- Work instruction: Here the job is to repeat the listing exactly, but not the pictures in it.

******

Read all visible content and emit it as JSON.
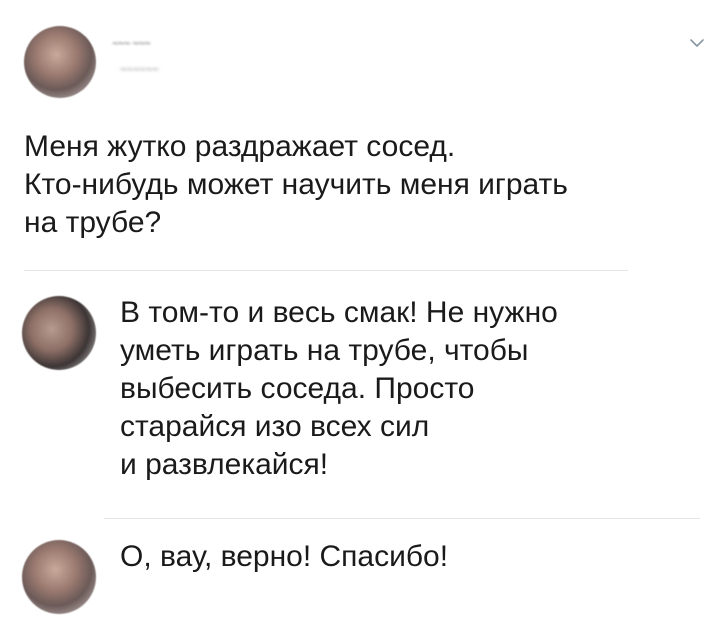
{
  "tweet": {
    "author_name": "~~~ ~~~",
    "author_handle": "~~~~~~",
    "text": "Меня жутко раздражает сосед.\nКто-нибудь может научить меня играть\nна трубе?",
    "menu_icon": "chevron-down-icon"
  },
  "replies": [
    {
      "text": "В том-то и весь смак! Не нужно\nуметь играть на трубе, чтобы\nвыбесить соседа. Просто\nстарайся изо всех сил\nи развлекайся!"
    },
    {
      "text": "О, вау, верно! Спасибо!"
    }
  ],
  "colors": {
    "background": "#ffffff",
    "text": "#1a1a1a",
    "divider": "#e6e6e6",
    "chevron": "#8899a6"
  }
}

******

- Answer section:
Read all visible content and emit it as JSON.
{
  "tweet": {
    "author_name": "~~~ ~~~",
    "author_handle": "~~~~~~",
    "text": "Меня жутко раздражает сосед.\nКто-нибудь может научить меня играть\nна трубе?",
    "menu_icon": "chevron-down-icon"
  },
  "replies": [
    {
      "text": "В том-то и весь смак! Не нужно\nуметь играть на трубе, чтобы\nвыбесить соседа. Просто\nстарайся изо всех сил\nи развлекайся!"
    },
    {
      "text": "О, вау, верно! Спасибо!"
    }
  ],
  "colors": {
    "background": "#ffffff",
    "text": "#1a1a1a",
    "divider": "#e6e6e6",
    "chevron": "#8899a6"
  }
}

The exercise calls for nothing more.